## Exercise input
***

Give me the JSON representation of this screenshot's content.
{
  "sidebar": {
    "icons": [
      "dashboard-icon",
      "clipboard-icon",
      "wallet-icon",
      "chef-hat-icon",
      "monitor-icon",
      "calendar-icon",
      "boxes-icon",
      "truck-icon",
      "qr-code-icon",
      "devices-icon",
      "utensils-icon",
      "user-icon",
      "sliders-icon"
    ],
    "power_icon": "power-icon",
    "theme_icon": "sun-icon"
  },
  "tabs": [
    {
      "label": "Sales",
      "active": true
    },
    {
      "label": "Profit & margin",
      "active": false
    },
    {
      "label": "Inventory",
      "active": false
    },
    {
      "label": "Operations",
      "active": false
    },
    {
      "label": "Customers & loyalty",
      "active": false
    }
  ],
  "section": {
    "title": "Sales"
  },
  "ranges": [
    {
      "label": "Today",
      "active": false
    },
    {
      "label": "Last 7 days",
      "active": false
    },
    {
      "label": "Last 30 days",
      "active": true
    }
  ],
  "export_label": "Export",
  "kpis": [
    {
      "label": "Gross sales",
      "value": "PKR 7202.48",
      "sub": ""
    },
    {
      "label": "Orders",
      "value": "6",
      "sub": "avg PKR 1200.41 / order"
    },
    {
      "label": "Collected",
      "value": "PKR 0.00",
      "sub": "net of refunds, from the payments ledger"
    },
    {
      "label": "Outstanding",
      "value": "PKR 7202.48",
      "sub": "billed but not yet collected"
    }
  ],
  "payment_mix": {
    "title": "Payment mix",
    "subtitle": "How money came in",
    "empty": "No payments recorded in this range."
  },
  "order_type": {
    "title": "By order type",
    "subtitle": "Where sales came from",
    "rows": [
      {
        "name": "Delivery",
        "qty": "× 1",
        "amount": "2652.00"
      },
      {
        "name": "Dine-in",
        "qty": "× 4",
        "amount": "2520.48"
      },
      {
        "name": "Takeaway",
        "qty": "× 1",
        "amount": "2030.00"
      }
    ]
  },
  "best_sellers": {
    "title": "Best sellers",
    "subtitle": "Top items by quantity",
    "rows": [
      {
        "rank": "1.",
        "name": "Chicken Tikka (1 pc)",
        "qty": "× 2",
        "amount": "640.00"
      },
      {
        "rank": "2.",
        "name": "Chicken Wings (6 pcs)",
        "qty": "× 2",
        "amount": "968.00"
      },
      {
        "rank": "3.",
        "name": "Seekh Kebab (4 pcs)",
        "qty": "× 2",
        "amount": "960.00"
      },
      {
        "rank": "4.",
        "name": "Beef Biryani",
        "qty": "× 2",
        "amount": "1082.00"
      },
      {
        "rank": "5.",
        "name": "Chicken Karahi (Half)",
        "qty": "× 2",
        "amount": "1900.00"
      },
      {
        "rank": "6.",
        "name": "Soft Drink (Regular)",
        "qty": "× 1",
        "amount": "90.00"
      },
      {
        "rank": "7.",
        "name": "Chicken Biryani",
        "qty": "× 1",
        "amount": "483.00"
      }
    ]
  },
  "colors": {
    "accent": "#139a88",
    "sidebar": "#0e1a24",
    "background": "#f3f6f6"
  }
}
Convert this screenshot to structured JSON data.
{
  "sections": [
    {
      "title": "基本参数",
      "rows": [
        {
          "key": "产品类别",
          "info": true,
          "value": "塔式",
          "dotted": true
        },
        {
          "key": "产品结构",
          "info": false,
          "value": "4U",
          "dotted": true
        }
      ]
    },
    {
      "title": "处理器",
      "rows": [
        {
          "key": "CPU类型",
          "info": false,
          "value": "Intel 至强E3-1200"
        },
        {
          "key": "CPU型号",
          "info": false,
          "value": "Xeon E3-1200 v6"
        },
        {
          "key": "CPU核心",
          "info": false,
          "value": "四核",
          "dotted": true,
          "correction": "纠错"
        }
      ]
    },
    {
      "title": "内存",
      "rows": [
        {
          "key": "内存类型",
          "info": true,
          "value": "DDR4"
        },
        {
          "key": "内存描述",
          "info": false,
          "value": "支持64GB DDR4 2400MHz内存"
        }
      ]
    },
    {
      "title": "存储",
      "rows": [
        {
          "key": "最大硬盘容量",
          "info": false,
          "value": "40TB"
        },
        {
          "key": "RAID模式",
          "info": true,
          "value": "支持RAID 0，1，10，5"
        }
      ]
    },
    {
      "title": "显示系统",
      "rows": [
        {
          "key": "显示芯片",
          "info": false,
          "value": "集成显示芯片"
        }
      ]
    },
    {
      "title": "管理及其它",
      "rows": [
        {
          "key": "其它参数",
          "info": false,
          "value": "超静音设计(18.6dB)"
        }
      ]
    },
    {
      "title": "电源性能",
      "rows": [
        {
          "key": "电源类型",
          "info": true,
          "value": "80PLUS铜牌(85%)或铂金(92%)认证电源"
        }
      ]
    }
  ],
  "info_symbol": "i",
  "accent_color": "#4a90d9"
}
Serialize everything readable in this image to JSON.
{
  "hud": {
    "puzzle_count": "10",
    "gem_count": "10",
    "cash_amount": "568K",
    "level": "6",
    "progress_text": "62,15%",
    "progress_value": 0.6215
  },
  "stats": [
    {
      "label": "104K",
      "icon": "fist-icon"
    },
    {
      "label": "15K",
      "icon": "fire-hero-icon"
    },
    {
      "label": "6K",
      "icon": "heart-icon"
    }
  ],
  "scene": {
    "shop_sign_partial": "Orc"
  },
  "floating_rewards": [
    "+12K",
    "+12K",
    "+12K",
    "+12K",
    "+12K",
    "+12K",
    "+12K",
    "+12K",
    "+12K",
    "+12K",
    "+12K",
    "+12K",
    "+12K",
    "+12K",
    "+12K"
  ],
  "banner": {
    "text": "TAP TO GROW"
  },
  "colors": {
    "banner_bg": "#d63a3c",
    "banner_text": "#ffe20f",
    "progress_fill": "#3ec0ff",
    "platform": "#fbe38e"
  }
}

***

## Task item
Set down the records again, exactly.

## Answer to the exercise
Give me the JSON representation of this screenshot's content.
{
  "sidebar": {
    "icons": [
      "dashboard-icon",
      "clipboard-icon",
      "wallet-icon",
      "chef-hat-icon",
      "monitor-icon",
      "calendar-icon",
      "boxes-icon",
      "truck-icon",
      "qr-code-icon",
      "devices-icon",
      "utensils-icon",
      "user-icon",
      "sliders-icon"
    ],
    "power_icon": "power-icon",
    "theme_icon": "sun-icon"
  },
  "tabs": [
    {
      "label": "Sales",
      "active": true
    },
    {
      "label": "Profit & margin",
      "active": false
    },
    {
      "label": "Inventory",
      "active": false
    },
    {
      "label": "Operations",
      "active": false
    },
    {
      "label": "Customers & loyalty",
      "active": false
    }
  ],
  "section": {
    "title": "Sales"
  },
  "ranges": [
    {
      "label": "Today",
      "active": false
    },
    {
      "label": "Last 7 days",
      "active": false
    },
    {
      "label": "Last 30 days",
      "active": true
    }
  ],
  "export_label": "Export",
  "kpis": [
    {
      "label": "Gross sales",
      "value": "PKR 7202.48",
      "sub": ""
    },
    {
      "label": "Orders",
      "value": "6",
      "sub": "avg PKR 1200.41 / order"
    },
    {
      "label": "Collected",
      "value": "PKR 0.00",
      "sub": "net of refunds, from the payments ledger"
    },
    {
      "label": "Outstanding",
      "value": "PKR 7202.48",
      "sub": "billed but not yet collected"
    }
  ],
  "payment_mix": {
    "title": "Payment mix",
    "subtitle": "How money came in",
    "empty": "No payments recorded in this range."
  },
  "order_type": {
    "title": "By order type",
    "subtitle": "Where sales came from",
    "rows": [
      {
        "name": "Delivery",
        "qty": "× 1",
        "amount": "2652.00"
      },
      {
        "name": "Dine-in",
        "qty": "× 4",
        "amount": "2520.48"
      },
      {
        "name": "Takeaway",
        "qty": "× 1",
        "amount": "2030.00"
      }
    ]
  },
  "best_sellers": {
    "title": "Best sellers",
    "subtitle": "Top items by quantity",
    "rows": [
      {
        "rank": "1.",
        "name": "Chicken Tikka (1 pc)",
        "qty": "× 2",
        "amount": "640.00"
      },
      {
        "rank": "2.",
        "name": "Chicken Wings (6 pcs)",
        "qty": "× 2",
        "amount": "968.00"
      },
      {
        "rank": "3.",
        "name": "Seekh Kebab (4 pcs)",
        "qty": "× 2",
        "amount": "960.00"
      },
      {
        "rank": "4.",
        "name": "Beef Biryani",
        "qty": "× 2",
        "amount": "1082.00"
      },
      {
        "rank": "5.",
        "name": "Chicken Karahi (Half)",
        "qty": "× 2",
        "amount": "1900.00"
      },
      {
        "rank": "6.",
        "name": "Soft Drink (Regular)",
        "qty": "× 1",
        "amount": "90.00"
      },
      {
        "rank": "7.",
        "name": "Chicken Biryani",
        "qty": "× 1",
        "amount": "483.00"
      }
    ]
  },
  "colors": {
    "accent": "#139a88",
    "sidebar": "#0e1a24",
    "background": "#f3f6f6"
  }
}
Convert this screenshot to structured JSON data.
{
  "sections": [
    {
      "title": "基本参数",
      "rows": [
        {
          "key": "产品类别",
          "info": true,
          "value": "塔式",
          "dotted": true
        },
        {
          "key": "产品结构",
          "info": false,
          "value": "4U",
          "dotted": true
        }
      ]
    },
    {
      "title": "处理器",
      "rows": [
        {
          "key": "CPU类型",
          "info": false,
          "value": "Intel 至强E3-1200"
        },
        {
          "key": "CPU型号",
          "info": false,
          "value": "Xeon E3-1200 v6"
        },
        {
          "key": "CPU核心",
          "info": false,
          "value": "四核",
          "dotted": true,
          "correction": "纠错"
        }
      ]
    },
    {
      "title": "内存",
      "rows": [
        {
          "key": "内存类型",
          "info": true,
          "value": "DDR4"
        },
        {
          "key": "内存描述",
          "info": false,
          "value": "支持64GB DDR4 2400MHz内存"
        }
      ]
    },
    {
      "title": "存储",
      "rows": [
        {
          "key": "最大硬盘容量",
          "info": false,
          "value": "40TB"
        },
        {
          "key": "RAID模式",
          "info": true,
          "value": "支持RAID 0，1，10，5"
        }
      ]
    },
    {
      "title": "显示系统",
      "rows": [
        {
          "key": "显示芯片",
          "info": false,
          "value": "集成显示芯片"
        }
      ]
    },
    {
      "title": "管理及其它",
      "rows": [
        {
          "key": "其它参数",
          "info": false,
          "value": "超静音设计(18.6dB)"
        }
      ]
    },
    {
      "title": "电源性能",
      "rows": [
        {
          "key": "电源类型",
          "info": true,
          "value": "80PLUS铜牌(85%)或铂金(92%)认证电源"
        }
      ]
    }
  ],
  "info_symbol": "i",
  "accent_color": "#4a90d9"
}
Serialize everything readable in this image to JSON.
{
  "hud": {
    "puzzle_count": "10",
    "gem_count": "10",
    "cash_amount": "568K",
    "level": "6",
    "progress_text": "62,15%",
    "progress_value": 0.6215
  },
  "stats": [
    {
      "label": "104K",
      "icon": "fist-icon"
    },
    {
      "label": "15K",
      "icon": "fire-hero-icon"
    },
    {
      "label": "6K",
      "icon": "heart-icon"
    }
  ],
  "scene": {
    "shop_sign_partial": "Orc"
  },
  "floating_rewards": [
    "+12K",
    "+12K",
    "+12K",
    "+12K",
    "+12K",
    "+12K",
    "+12K",
    "+12K",
    "+12K",
    "+12K",
    "+12K",
    "+12K",
    "+12K",
    "+12K",
    "+12K"
  ],
  "banner": {
    "text": "TAP TO GROW"
  },
  "colors": {
    "banner_bg": "#d63a3c",
    "banner_text": "#ffe20f",
    "progress_fill": "#3ec0ff",
    "platform": "#fbe38e"
  }
}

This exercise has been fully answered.